Following graduation from the Texas A&M College of Veterinary medicine in 1967, assignment to the Military Working Dog Hospital, Lackland Air Force Base, San Antonio became the starting point for a career in veterinary dentistry. Basic root canal procedures were already being done and, after a year, I assumed responsibility for dental services for the military dogs. An air force dentist explained root canal procedures and helped develop needed surgical skills. When my tour of duty ended, 20 to 30 root canal procedures a month were being done. My military career highlights included selection as Junior Officer of the Quarter, Wilford Hall USAF Medical Center and the Air Force Commendation Medal.
Additional training was necessary to pursue dentistry in veterinary medicine. In 1970, a special program was developed in the University of Texas Dental Branch, Houston. Courses were taken from the four-year dental program and the post-doctoral specialty areas. The help given during those two years by the UT Dental Branch staff and students will always be appreciated. A thesis in endodontics was completed and a Master of Science Degree from the University of Texas was awarded in 1972.
The (Houston) Veterinary Dental Clinic opened in the summer of 1972. At that time, clinical veterinary dentistry was just the cleaning and extraction of teeth. Gradually, the value of animal dentistry began to be appreciated by both the veterinary community and pet owners. In 1975, the dental clinic moved and shared an emergency clinic facility in Southwest Houston. The arrangement expanded, into a group of four specialty practices. In 1982, the dental clinic moved into one of the Pet Vet small animal hospitals and functioned there for over 20 years. In 1985, the UT Dental Branch requested I assume directorship of their animal research facility. Although on a part-time basis, I accepted to help a school that had been good to me. Four years working with dental educators was almost as productive as the original training.

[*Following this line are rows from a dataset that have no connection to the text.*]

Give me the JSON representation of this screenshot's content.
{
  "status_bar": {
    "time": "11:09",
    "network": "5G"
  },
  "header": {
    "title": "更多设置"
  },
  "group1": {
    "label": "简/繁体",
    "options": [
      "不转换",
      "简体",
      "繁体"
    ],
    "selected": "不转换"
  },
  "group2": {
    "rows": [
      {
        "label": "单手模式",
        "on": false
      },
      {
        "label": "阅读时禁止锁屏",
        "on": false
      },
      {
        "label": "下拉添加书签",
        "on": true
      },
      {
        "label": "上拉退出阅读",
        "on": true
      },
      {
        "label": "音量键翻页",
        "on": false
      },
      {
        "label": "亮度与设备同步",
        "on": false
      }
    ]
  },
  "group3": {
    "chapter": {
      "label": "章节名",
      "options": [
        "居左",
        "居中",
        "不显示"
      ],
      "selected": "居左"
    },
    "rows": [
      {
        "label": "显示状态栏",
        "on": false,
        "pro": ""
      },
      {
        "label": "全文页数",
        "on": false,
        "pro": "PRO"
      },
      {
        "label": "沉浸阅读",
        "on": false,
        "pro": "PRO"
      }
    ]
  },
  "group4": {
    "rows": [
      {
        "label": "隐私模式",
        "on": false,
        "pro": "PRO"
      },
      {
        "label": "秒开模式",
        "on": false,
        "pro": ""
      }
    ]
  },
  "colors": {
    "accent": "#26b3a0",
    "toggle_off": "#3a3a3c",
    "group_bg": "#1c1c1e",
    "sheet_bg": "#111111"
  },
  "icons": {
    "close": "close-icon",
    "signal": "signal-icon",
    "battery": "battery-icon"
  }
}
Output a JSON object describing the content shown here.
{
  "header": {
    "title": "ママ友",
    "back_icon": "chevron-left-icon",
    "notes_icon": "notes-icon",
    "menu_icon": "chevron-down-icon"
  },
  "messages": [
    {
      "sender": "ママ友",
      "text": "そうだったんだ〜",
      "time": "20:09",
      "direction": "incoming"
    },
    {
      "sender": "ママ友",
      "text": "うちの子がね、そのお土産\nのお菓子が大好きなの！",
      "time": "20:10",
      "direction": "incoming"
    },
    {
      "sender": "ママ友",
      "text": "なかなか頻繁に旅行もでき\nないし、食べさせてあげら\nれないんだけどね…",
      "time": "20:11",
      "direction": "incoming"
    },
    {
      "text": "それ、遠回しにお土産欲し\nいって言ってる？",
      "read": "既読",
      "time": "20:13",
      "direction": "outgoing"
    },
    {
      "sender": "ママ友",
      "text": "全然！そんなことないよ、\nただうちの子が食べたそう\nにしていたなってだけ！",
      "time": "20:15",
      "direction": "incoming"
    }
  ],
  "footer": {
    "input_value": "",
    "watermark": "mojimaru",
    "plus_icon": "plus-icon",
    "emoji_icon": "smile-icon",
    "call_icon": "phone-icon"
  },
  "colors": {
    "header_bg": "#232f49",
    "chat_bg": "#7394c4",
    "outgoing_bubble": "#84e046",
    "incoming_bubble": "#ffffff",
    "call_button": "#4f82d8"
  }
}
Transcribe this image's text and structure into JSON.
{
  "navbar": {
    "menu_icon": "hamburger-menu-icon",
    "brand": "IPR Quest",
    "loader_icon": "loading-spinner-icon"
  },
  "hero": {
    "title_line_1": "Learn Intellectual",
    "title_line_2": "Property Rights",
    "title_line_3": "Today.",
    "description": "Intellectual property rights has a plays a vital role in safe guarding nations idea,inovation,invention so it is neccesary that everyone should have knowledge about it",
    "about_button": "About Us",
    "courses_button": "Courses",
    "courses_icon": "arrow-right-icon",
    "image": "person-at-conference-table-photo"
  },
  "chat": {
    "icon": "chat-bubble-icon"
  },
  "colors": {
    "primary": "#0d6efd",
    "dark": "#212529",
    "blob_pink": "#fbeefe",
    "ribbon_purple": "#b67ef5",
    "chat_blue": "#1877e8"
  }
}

In the 70's and 80's, dentistry became a focal point for veterinary medicine. Providing dental educational programs across the nation and writing dental chapters in four veterinary textbooks was a major part of my time and effort. There were also lectures to give to animal and breeding groups; humane organizations and' veterinary technician training programs.
The development of organized veterinary dentistry began in 1976. I helped form the Veterinary Dental Society and was asked to be the first president. The group grew rapidly and formed The Academy of Veterinary Dentistry in 1987. Dr. Peter Emily and I wrote the first examination for that group. In 1988, I was one of eight veterinarians selected by the AVMA to organize the American Veterinary Dental College (AVDC). Again, I helped write the first examination. Within the AVDC, I have served on the AVDC Board of Directors, the Examination Committee, the Credentials Committee and presented numerous lectures at national meetings. The AVDC Outstanding Service Award was presented to me in 1998. The AVDC now numbers almost 100 members, several from other nations. From this group have come organizations in Europe; South America, Australia and Japan. Several veterinarians have studied in my practice and two have become diplomats of the AVDC.
My clinical practice has been limited to veterinary dentistry for over 30 years and, in 2004, my dream clinic came to reality in southwest Houston. Recent efforts have included introducing a new root canal system and, in the next few years, I hope to help introduce dental implant techniques.
Of the awards received over the years, the ones this year from the Texas Veterinary Medical Association and the A&M College of Veterinary Medicine were especially meaningful. The future of veterinary dentistry is now in the hands of many individuals across the nation capable of expanding dental care and challenging the next generation of veterinarians to do even more.
Veterinary Dental Clinic
Open 8 a.m. - 5 p.m., Monday - Friday